*** Opening Provided records ***

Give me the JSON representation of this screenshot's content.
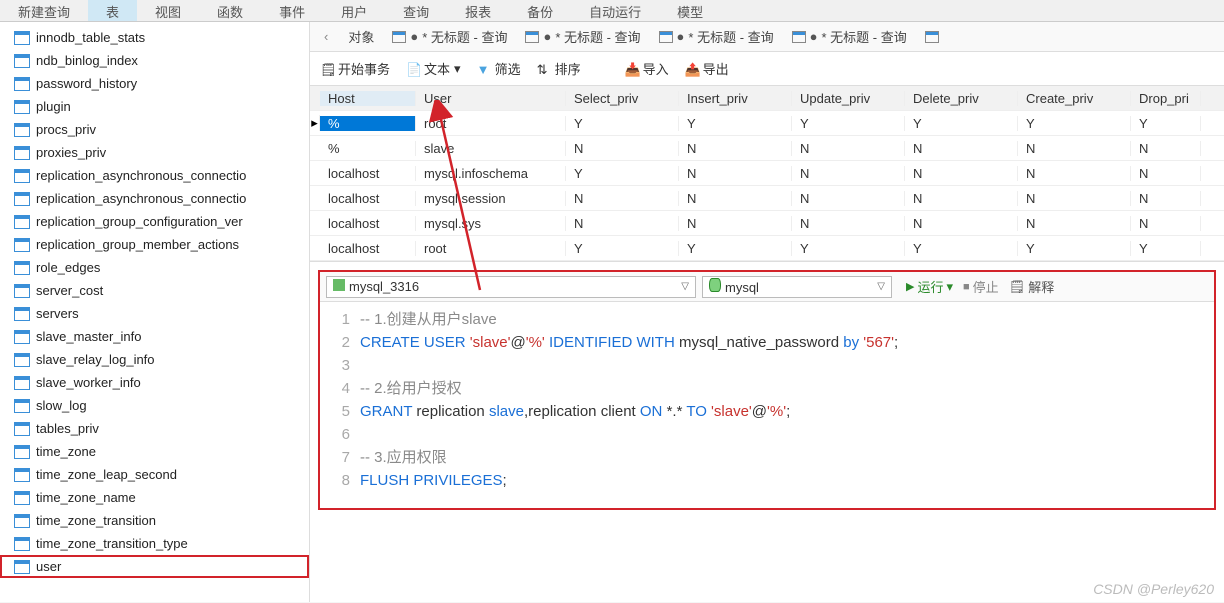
{
  "topmenu": {
    "items": [
      "新建查询",
      "表",
      "视图",
      "函数",
      "事件",
      "用户",
      "查询",
      "报表",
      "备份",
      "自动运行",
      "模型"
    ],
    "active_index": 1
  },
  "sidebar": {
    "items": [
      "innodb_table_stats",
      "ndb_binlog_index",
      "password_history",
      "plugin",
      "procs_priv",
      "proxies_priv",
      "replication_asynchronous_connectio",
      "replication_asynchronous_connectio",
      "replication_group_configuration_ver",
      "replication_group_member_actions",
      "role_edges",
      "server_cost",
      "servers",
      "slave_master_info",
      "slave_relay_log_info",
      "slave_worker_info",
      "slow_log",
      "tables_priv",
      "time_zone",
      "time_zone_leap_second",
      "time_zone_name",
      "time_zone_transition",
      "time_zone_transition_type",
      "user"
    ],
    "selected_index": 23
  },
  "tabs": {
    "object_label": "对象",
    "items": [
      {
        "dot": "●",
        "label": "* 无标题 - 查询"
      },
      {
        "dot": "●",
        "label": "* 无标题 - 查询"
      },
      {
        "dot": "●",
        "label": "* 无标题 - 查询"
      },
      {
        "dot": "●",
        "label": "* 无标题 - 查询"
      }
    ]
  },
  "toolbar": {
    "begin_tx": "开始事务",
    "text": "文本",
    "filter": "筛选",
    "sort": "排序",
    "import": "导入",
    "export": "导出"
  },
  "grid": {
    "columns": [
      "Host",
      "User",
      "Select_priv",
      "Insert_priv",
      "Update_priv",
      "Delete_priv",
      "Create_priv",
      "Drop_pri"
    ],
    "rows": [
      {
        "marker": "▸",
        "cells": [
          "%",
          "root",
          "Y",
          "Y",
          "Y",
          "Y",
          "Y",
          "Y"
        ],
        "selected": true
      },
      {
        "marker": "",
        "cells": [
          "%",
          "slave",
          "N",
          "N",
          "N",
          "N",
          "N",
          "N"
        ]
      },
      {
        "marker": "",
        "cells": [
          "localhost",
          "mysql.infoschema",
          "Y",
          "N",
          "N",
          "N",
          "N",
          "N"
        ]
      },
      {
        "marker": "",
        "cells": [
          "localhost",
          "mysql.session",
          "N",
          "N",
          "N",
          "N",
          "N",
          "N"
        ]
      },
      {
        "marker": "",
        "cells": [
          "localhost",
          "mysql.sys",
          "N",
          "N",
          "N",
          "N",
          "N",
          "N"
        ]
      },
      {
        "marker": "",
        "cells": [
          "localhost",
          "root",
          "Y",
          "Y",
          "Y",
          "Y",
          "Y",
          "Y"
        ]
      }
    ]
  },
  "query": {
    "connection": "mysql_3316",
    "database": "mysql",
    "buttons": {
      "run": "运行",
      "stop": "停止",
      "explain": "解释"
    },
    "lines": [
      {
        "n": 1,
        "html": "<span class='com'>-- 1.创建从用户slave</span>"
      },
      {
        "n": 2,
        "html": "<span class='kw'>CREATE USER</span> <span class='str'>'slave'</span><span class='pun'>@</span><span class='str'>'%'</span> <span class='kw'>IDENTIFIED WITH</span> mysql_native_password <span class='aft'>by</span> <span class='str'>'567'</span><span class='pun'>;</span>"
      },
      {
        "n": 3,
        "html": ""
      },
      {
        "n": 4,
        "html": "<span class='com'>-- 2.给用户授权</span>"
      },
      {
        "n": 5,
        "html": "<span class='kw'>GRANT</span> replication <span class='aft'>slave</span><span class='pun'>,</span>replication client <span class='kw'>ON</span> <span class='pun'>*.*</span> <span class='kw'>TO</span> <span class='str'>'slave'</span><span class='pun'>@</span><span class='str'>'%'</span><span class='pun'>;</span>"
      },
      {
        "n": 6,
        "html": ""
      },
      {
        "n": 7,
        "html": "<span class='com'>-- 3.应用权限</span>"
      },
      {
        "n": 8,
        "html": "<span class='kw'>FLUSH PRIVILEGES</span><span class='pun'>;</span>"
      }
    ]
  },
  "watermark": "CSDN @Perley620"
}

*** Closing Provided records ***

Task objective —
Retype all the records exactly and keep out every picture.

Answer area —
Give me the JSON representation of this screenshot's content.
{
  "topmenu": {
    "items": [
      "新建查询",
      "表",
      "视图",
      "函数",
      "事件",
      "用户",
      "查询",
      "报表",
      "备份",
      "自动运行",
      "模型"
    ],
    "active_index": 1
  },
  "sidebar": {
    "items": [
      "innodb_table_stats",
      "ndb_binlog_index",
      "password_history",
      "plugin",
      "procs_priv",
      "proxies_priv",
      "replication_asynchronous_connectio",
      "replication_asynchronous_connectio",
      "replication_group_configuration_ver",
      "replication_group_member_actions",
      "role_edges",
      "server_cost",
      "servers",
      "slave_master_info",
      "slave_relay_log_info",
      "slave_worker_info",
      "slow_log",
      "tables_priv",
      "time_zone",
      "time_zone_leap_second",
      "time_zone_name",
      "time_zone_transition",
      "time_zone_transition_type",
      "user"
    ],
    "selected_index": 23
  },
  "tabs": {
    "object_label": "对象",
    "items": [
      {
        "dot": "●",
        "label": "* 无标题 - 查询"
      },
      {
        "dot": "●",
        "label": "* 无标题 - 查询"
      },
      {
        "dot": "●",
        "label": "* 无标题 - 查询"
      },
      {
        "dot": "●",
        "label": "* 无标题 - 查询"
      }
    ]
  },
  "toolbar": {
    "begin_tx": "开始事务",
    "text": "文本",
    "filter": "筛选",
    "sort": "排序",
    "import": "导入",
    "export": "导出"
  },
  "grid": {
    "columns": [
      "Host",
      "User",
      "Select_priv",
      "Insert_priv",
      "Update_priv",
      "Delete_priv",
      "Create_priv",
      "Drop_pri"
    ],
    "rows": [
      {
        "marker": "▸",
        "cells": [
          "%",
          "root",
          "Y",
          "Y",
          "Y",
          "Y",
          "Y",
          "Y"
        ],
        "selected": true
      },
      {
        "marker": "",
        "cells": [
          "%",
          "slave",
          "N",
          "N",
          "N",
          "N",
          "N",
          "N"
        ]
      },
      {
        "marker": "",
        "cells": [
          "localhost",
          "mysql.infoschema",
          "Y",
          "N",
          "N",
          "N",
          "N",
          "N"
        ]
      },
      {
        "marker": "",
        "cells": [
          "localhost",
          "mysql.session",
          "N",
          "N",
          "N",
          "N",
          "N",
          "N"
        ]
      },
      {
        "marker": "",
        "cells": [
          "localhost",
          "mysql.sys",
          "N",
          "N",
          "N",
          "N",
          "N",
          "N"
        ]
      },
      {
        "marker": "",
        "cells": [
          "localhost",
          "root",
          "Y",
          "Y",
          "Y",
          "Y",
          "Y",
          "Y"
        ]
      }
    ]
  },
  "query": {
    "connection": "mysql_3316",
    "database": "mysql",
    "buttons": {
      "run": "运行",
      "stop": "停止",
      "explain": "解释"
    },
    "lines": [
      {
        "n": 1,
        "html": "<span class='com'>-- 1.创建从用户slave</span>"
      },
      {
        "n": 2,
        "html": "<span class='kw'>CREATE USER</span> <span class='str'>'slave'</span><span class='pun'>@</span><span class='str'>'%'</span> <span class='kw'>IDENTIFIED WITH</span> mysql_native_password <span class='aft'>by</span> <span class='str'>'567'</span><span class='pun'>;</span>"
      },
      {
        "n": 3,
        "html": ""
      },
      {
        "n": 4,
        "html": "<span class='com'>-- 2.给用户授权</span>"
      },
      {
        "n": 5,
        "html": "<span class='kw'>GRANT</span> replication <span class='aft'>slave</span><span class='pun'>,</span>replication client <span class='kw'>ON</span> <span class='pun'>*.*</span> <span class='kw'>TO</span> <span class='str'>'slave'</span><span class='pun'>@</span><span class='str'>'%'</span><span class='pun'>;</span>"
      },
      {
        "n": 6,
        "html": ""
      },
      {
        "n": 7,
        "html": "<span class='com'>-- 3.应用权限</span>"
      },
      {
        "n": 8,
        "html": "<span class='kw'>FLUSH PRIVILEGES</span><span class='pun'>;</span>"
      }
    ]
  },
  "watermark": "CSDN @Perley620"
}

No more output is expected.